## [Task goal]
Read through the lines below for the string "icon" and copy each one that has it.

↓

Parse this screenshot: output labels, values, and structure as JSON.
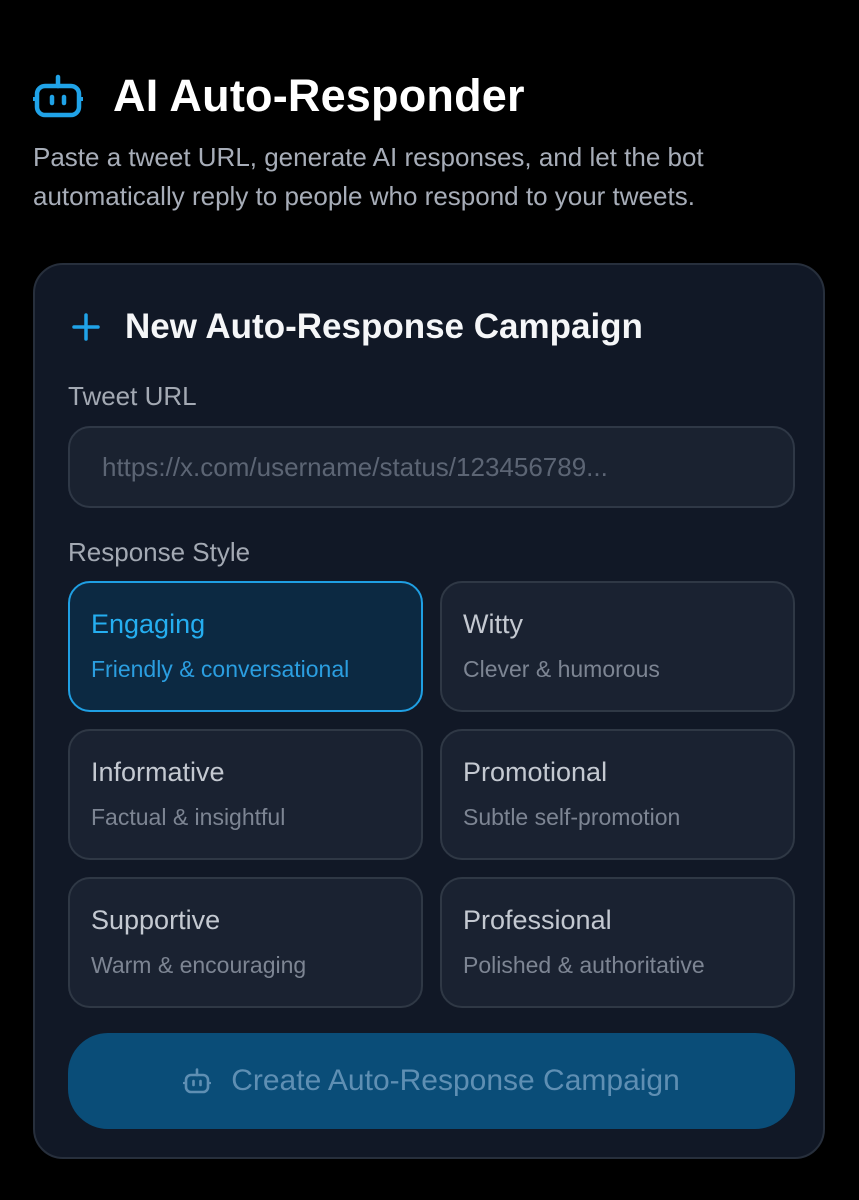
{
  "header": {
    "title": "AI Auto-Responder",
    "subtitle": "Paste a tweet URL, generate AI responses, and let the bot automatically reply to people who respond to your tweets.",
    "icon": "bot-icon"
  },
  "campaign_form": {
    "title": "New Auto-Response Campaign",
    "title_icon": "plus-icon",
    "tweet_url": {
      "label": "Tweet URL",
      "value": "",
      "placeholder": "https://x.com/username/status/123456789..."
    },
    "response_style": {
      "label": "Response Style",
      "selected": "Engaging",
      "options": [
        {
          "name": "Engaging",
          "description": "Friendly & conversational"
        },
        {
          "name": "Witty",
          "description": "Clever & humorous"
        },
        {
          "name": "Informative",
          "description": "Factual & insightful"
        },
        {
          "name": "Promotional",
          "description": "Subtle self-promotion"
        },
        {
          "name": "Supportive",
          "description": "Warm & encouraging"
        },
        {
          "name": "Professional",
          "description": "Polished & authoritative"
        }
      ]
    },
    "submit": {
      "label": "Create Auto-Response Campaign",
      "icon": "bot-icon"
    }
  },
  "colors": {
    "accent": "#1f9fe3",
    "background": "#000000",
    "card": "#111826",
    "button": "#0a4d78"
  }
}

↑
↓

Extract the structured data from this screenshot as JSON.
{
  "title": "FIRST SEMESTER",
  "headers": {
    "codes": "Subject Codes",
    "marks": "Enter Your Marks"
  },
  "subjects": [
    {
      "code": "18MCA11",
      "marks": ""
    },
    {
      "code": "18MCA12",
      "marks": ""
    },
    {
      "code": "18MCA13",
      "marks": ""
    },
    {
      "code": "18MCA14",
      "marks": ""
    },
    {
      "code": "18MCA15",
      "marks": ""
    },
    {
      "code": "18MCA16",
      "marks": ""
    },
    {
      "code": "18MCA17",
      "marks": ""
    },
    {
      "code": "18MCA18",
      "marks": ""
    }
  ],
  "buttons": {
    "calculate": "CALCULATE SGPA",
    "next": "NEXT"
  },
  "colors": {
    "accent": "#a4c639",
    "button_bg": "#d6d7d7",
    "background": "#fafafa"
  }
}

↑

## [Response area]
    "icon": "bot-icon"
    "title_icon": "plus-icon",
      "icon": "bot-icon"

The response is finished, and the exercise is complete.